This week at the annual Computer Vision and Pattern Recognition Conference in Salt Lake City, Utah, NVIDIA researchers won several awards and competitions for their work in furthering AI technologies.
The research teams, led by Jan Kautz, Bryan Catanzaro, and John Zedlewski, were awarded for the following competitions:
Robust Vision Challenge – Optical Flow Category: 1st Place
The focus of this challenge is on fostering vision systems that are robust and consequently perform well on a variety of datasets, the organizers said.
The team comprised of Deqing Sun, Xiaodong Yang, Ming-Yu Liu, and Jan Kautz, secured the top spot for their work on PWC-Net, a compact, yet effective CNN model for optical flow.
“PWC-Net has been designed according to simple and well-established principles: pyramidal processing, warping, and the use of a cost volume,” the team said. “Cast in a learnable feature pyramid, PWC-Net uses the current optical flow estimate to warp the CNN features of the second image. It then uses the warped features and features of the first image to construct the cost volume, which is processed by a CNN to estimate the optical flow.”
The team says PWCNet is 17 times smaller in size and easier to train than the recent FlowNet2 model.
Workshop on Autonomous Driving (WAD) – Task 3: Domain Adaptation of Semantic Segmentation: 1st Place
Domain adaptation concerns adapting a visual recognized trained in one domain to a different domain. These two domains can differ in weather conditions (sunny vs rainy), time of the day, and geographic locations (e.g., US vs EU), which makes it challenging for models trained in one domain to work well in another. As a self-driving car is expected to often work across various domains, domain adaptation is considered an important topic.
The NVIDIA team, comprised of Aysegul Dundar, Zhiding Yu, Ming-Yu Liu, Ting-Chun Wang, John Zedlewski, and Jan Kautz, seeks to adapt a semantic segmentation model trained using images captured in California to segment images captured from Beijing. The NVIDIA team combines techniques from image-to-image translation to iterative self-training to achieve good domain adaptation performance.
Workshop on Autonomous Driving (WAD) – Task 4: Instance-level Video Segmentation: 3rd Place

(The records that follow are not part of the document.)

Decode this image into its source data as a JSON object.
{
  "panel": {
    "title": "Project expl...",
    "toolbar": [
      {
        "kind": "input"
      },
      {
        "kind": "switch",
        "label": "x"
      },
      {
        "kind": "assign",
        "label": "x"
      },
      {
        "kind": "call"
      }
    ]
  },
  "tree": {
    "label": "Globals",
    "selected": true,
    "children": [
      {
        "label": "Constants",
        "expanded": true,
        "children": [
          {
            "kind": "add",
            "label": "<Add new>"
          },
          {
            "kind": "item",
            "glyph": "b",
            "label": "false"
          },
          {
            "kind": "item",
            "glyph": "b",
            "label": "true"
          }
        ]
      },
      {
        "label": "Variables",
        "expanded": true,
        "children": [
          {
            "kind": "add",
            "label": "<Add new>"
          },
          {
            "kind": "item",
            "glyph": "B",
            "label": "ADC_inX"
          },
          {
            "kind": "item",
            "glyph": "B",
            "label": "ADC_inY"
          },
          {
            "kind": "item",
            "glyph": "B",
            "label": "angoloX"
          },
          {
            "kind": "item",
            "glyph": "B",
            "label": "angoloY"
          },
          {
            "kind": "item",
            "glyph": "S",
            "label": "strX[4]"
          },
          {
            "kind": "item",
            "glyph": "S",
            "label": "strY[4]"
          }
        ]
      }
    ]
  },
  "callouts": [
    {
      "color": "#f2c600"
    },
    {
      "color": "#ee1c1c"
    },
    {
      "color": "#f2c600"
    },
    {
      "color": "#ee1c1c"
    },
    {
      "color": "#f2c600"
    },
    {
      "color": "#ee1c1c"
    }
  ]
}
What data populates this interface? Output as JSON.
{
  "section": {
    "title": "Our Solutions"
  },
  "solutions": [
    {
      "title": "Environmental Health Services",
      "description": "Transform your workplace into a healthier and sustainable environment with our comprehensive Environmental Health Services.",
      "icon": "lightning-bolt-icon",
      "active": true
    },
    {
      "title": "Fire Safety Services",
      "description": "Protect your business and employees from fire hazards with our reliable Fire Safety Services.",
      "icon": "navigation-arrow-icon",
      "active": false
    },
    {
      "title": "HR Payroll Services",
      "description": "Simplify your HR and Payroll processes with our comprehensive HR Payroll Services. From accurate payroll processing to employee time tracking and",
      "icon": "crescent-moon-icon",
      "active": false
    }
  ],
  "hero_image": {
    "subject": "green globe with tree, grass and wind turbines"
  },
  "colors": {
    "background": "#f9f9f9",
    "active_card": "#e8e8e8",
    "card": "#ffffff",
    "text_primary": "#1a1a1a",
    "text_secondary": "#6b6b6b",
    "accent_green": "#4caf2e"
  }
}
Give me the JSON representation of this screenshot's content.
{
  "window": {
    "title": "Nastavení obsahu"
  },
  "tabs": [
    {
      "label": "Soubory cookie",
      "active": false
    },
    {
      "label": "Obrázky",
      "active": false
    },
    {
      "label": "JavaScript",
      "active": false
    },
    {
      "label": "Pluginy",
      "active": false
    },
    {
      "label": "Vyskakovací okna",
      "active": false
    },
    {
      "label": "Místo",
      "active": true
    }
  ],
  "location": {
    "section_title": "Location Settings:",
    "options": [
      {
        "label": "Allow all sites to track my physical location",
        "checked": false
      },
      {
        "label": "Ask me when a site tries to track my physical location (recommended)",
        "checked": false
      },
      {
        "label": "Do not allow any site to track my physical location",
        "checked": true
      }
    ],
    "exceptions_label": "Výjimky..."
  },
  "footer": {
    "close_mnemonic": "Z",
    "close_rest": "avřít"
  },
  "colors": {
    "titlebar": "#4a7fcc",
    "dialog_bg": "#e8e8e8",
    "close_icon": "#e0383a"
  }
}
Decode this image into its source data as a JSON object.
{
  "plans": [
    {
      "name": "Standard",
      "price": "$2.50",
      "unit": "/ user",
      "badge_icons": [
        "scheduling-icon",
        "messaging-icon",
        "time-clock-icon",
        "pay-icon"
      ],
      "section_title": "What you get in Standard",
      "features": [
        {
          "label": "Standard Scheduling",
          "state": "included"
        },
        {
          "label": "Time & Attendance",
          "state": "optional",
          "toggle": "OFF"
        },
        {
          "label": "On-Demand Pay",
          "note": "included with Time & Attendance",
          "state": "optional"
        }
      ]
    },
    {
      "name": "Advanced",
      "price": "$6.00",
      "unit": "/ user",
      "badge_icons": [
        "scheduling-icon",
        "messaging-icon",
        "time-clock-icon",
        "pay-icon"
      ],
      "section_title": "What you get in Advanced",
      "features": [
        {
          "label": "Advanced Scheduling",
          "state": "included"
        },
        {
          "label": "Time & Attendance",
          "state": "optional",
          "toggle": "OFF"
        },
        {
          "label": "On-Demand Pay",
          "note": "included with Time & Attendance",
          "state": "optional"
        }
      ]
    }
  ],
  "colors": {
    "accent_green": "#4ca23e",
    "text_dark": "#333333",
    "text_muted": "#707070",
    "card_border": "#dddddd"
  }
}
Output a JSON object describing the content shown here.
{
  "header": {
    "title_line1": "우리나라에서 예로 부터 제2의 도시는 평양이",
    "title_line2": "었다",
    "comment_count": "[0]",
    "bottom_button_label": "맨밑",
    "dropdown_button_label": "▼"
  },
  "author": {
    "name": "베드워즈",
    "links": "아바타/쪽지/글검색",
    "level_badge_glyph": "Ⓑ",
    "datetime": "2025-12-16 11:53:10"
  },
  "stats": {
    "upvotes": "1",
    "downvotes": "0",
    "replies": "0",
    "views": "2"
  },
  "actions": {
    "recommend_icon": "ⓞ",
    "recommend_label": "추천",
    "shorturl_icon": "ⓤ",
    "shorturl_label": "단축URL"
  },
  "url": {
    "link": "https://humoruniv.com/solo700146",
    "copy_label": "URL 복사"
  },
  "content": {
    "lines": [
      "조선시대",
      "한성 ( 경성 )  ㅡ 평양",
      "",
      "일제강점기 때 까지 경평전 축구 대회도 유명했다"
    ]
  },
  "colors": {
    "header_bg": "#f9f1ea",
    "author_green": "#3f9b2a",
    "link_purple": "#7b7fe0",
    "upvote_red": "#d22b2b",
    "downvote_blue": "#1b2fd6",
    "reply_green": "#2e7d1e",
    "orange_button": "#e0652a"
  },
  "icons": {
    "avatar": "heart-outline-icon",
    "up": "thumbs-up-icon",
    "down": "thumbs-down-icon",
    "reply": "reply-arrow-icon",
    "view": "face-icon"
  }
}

The goal of instance segmentation is to label each entity in a scene separately. The output is a labeling for every pixel in the video that describes which instance that pixel belongs to, differentiating not just between types of objects (cars, trees, buildings), but also between individual objects. This task has many applications in computer vision, but remains challenging, partially because of a lack of finely detailed ground truth labels with which to train models. The WAD challenge contains videos with many labeled instances per frame.
The NVIDIA entry, from Matthieu Le, Fitsum Reda, Karan Sapra, and Andrew Tao used a Mask R-CNN based neural network, fine tuned on the WAD instance level dataset, trained on NVIDIA’s SaturnV cluster built of Tesla V100 GPUs.
CVPR 2018 “Best Paper Honorable Mention Award”
Yesterday, an NVIDIA team won the “Best Paper Honorable Mention Award” for their research paper “SPLATNet: Sparse Lattice Networks for Point Cloud Processing.”
The research describes a new deep learning-based architecture that processes point clouds without any pre-processing. Point clouds are defined by X, Y and Z coordinates and are intended to represent a 3D object or a scene. They are generally created by remote sensing or photogrammetry, which is the science of taking measurements from photographs.
The CVPR conference continues through Friday, June 22 at the Salt Palace Convention Center in Salt Lake City, Utah.